[Extracted information Boundary: Start]

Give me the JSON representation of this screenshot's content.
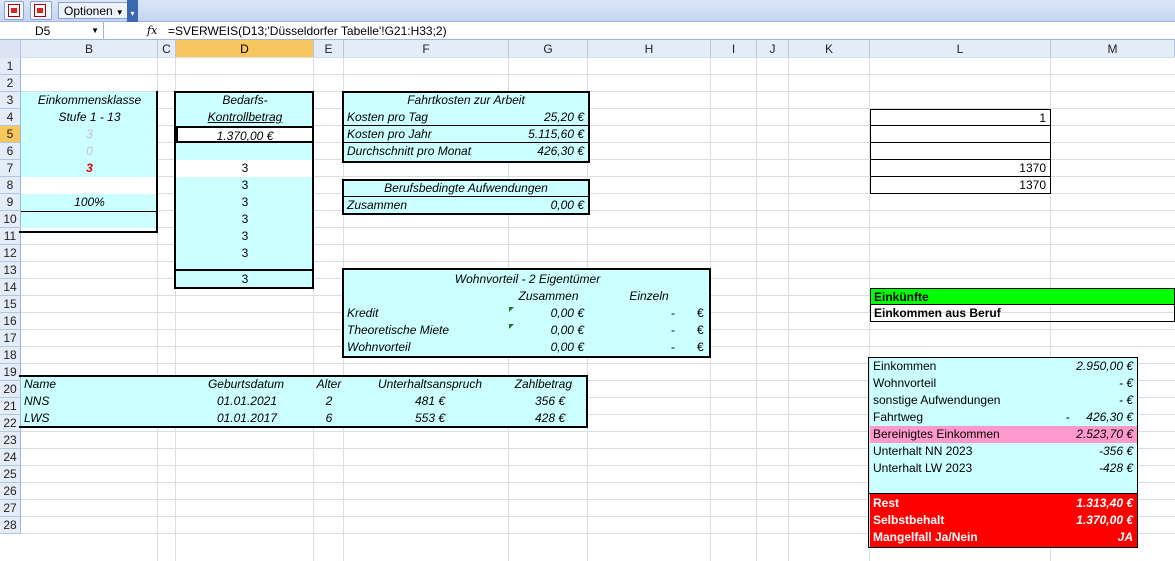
{
  "toolbar": {
    "options_label": "Optionen",
    "overflow_glyph": "▾"
  },
  "formula_bar": {
    "name_box": "D5",
    "fx": "fx",
    "formula": "=SVERWEIS(D13;'Düsseldorfer Tabelle'!G21:H33;2)"
  },
  "columns": [
    "B",
    "C",
    "D",
    "E",
    "F",
    "G",
    "H",
    "I",
    "J",
    "K",
    "L",
    "M"
  ],
  "rows": [
    "1",
    "2",
    "3",
    "4",
    "5",
    "6",
    "7",
    "8",
    "9",
    "10",
    "11",
    "12",
    "13",
    "14",
    "15",
    "16",
    "17",
    "18",
    "19",
    "20",
    "21",
    "22",
    "23",
    "24",
    "25",
    "26",
    "27",
    "28"
  ],
  "einkommensklasse": {
    "title1": "Einkommensklasse",
    "title2": "Stufe 1 - 13",
    "v5": "3",
    "v6": "0",
    "v7": "3",
    "v9": "100%"
  },
  "bedarf": {
    "title1": "Bedarfs-",
    "title2": "Kontrollbetrag",
    "v5": "1.370,00 €",
    "v7": "3",
    "v8": "3",
    "v9": "3",
    "v10": "3",
    "v11": "3",
    "v12": "3",
    "v13": "3"
  },
  "fahrtkosten": {
    "title": "Fahrtkosten zur Arbeit",
    "rows": [
      {
        "label": "Kosten pro Tag",
        "value": "25,20 €"
      },
      {
        "label": "Kosten pro Jahr",
        "value": "5.115,60 €"
      },
      {
        "label": "Durchschnitt pro Monat",
        "value": "426,30 €"
      }
    ]
  },
  "berufsbedingt": {
    "title": "Berufsbedingte Aufwendungen",
    "label": "Zusammen",
    "value": "0,00 €"
  },
  "wohnvorteil": {
    "title": "Wohnvorteil - 2 Eigentümer",
    "col1": "Zusammen",
    "col2": "Einzeln",
    "rows": [
      {
        "label": "Kredit",
        "value": "0,00 €",
        "dash": "-",
        "euro": "€"
      },
      {
        "label": "Theoretische Miete",
        "value": "0,00 €",
        "dash": "-",
        "euro": "€"
      },
      {
        "label": "Wohnvorteil",
        "value": "0,00 €",
        "dash": "-",
        "euro": "€"
      }
    ]
  },
  "kinder": {
    "headers": [
      "Name",
      "Geburtsdatum",
      "Alter",
      "Unterhaltsanspruch",
      "Zahlbetrag"
    ],
    "rows": [
      [
        "NNS",
        "01.01.2021",
        "2",
        "481 €",
        "356 €"
      ],
      [
        "LWS",
        "01.01.2017",
        "6",
        "553 €",
        "428 €"
      ]
    ]
  },
  "col_l": {
    "v4": "1",
    "v7": "1370",
    "v8": "1370"
  },
  "einkuenfte": {
    "title": "Einkünfte",
    "subtitle": "Einkommen aus Beruf"
  },
  "summary": [
    {
      "label": "Einkommen",
      "value": "2.950,00 €"
    },
    {
      "label": "Wohnvorteil",
      "value": "-   €"
    },
    {
      "label": "sonstige Aufwendungen",
      "value": "-   €"
    },
    {
      "label": "Fahrtweg",
      "value": "-     426,30 €"
    },
    {
      "label": "Bereinigtes Einkommen",
      "value": "2.523,70 €"
    },
    {
      "label": "Unterhalt NN 2023",
      "value": "-356 €"
    },
    {
      "label": "Unterhalt LW 2023",
      "value": "-428 €"
    }
  ],
  "result": [
    {
      "label": "Rest",
      "value": "1.313,40 €"
    },
    {
      "label": "Selbstbehalt",
      "value": "1.370,00 €"
    },
    {
      "label": "Mangelfall Ja/Nein",
      "value": "JA"
    }
  ],
  "colors": {
    "cyan": "#ccffff",
    "green": "#00ff00",
    "pink": "#ff99cc",
    "red": "#ff0000",
    "selection": "#f8c65e"
  }
}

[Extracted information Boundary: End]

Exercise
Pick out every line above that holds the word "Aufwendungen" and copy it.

Exercise response
    "title": "Berufsbedingte Aufwendungen",
      "label": "sonstige Aufwendungen",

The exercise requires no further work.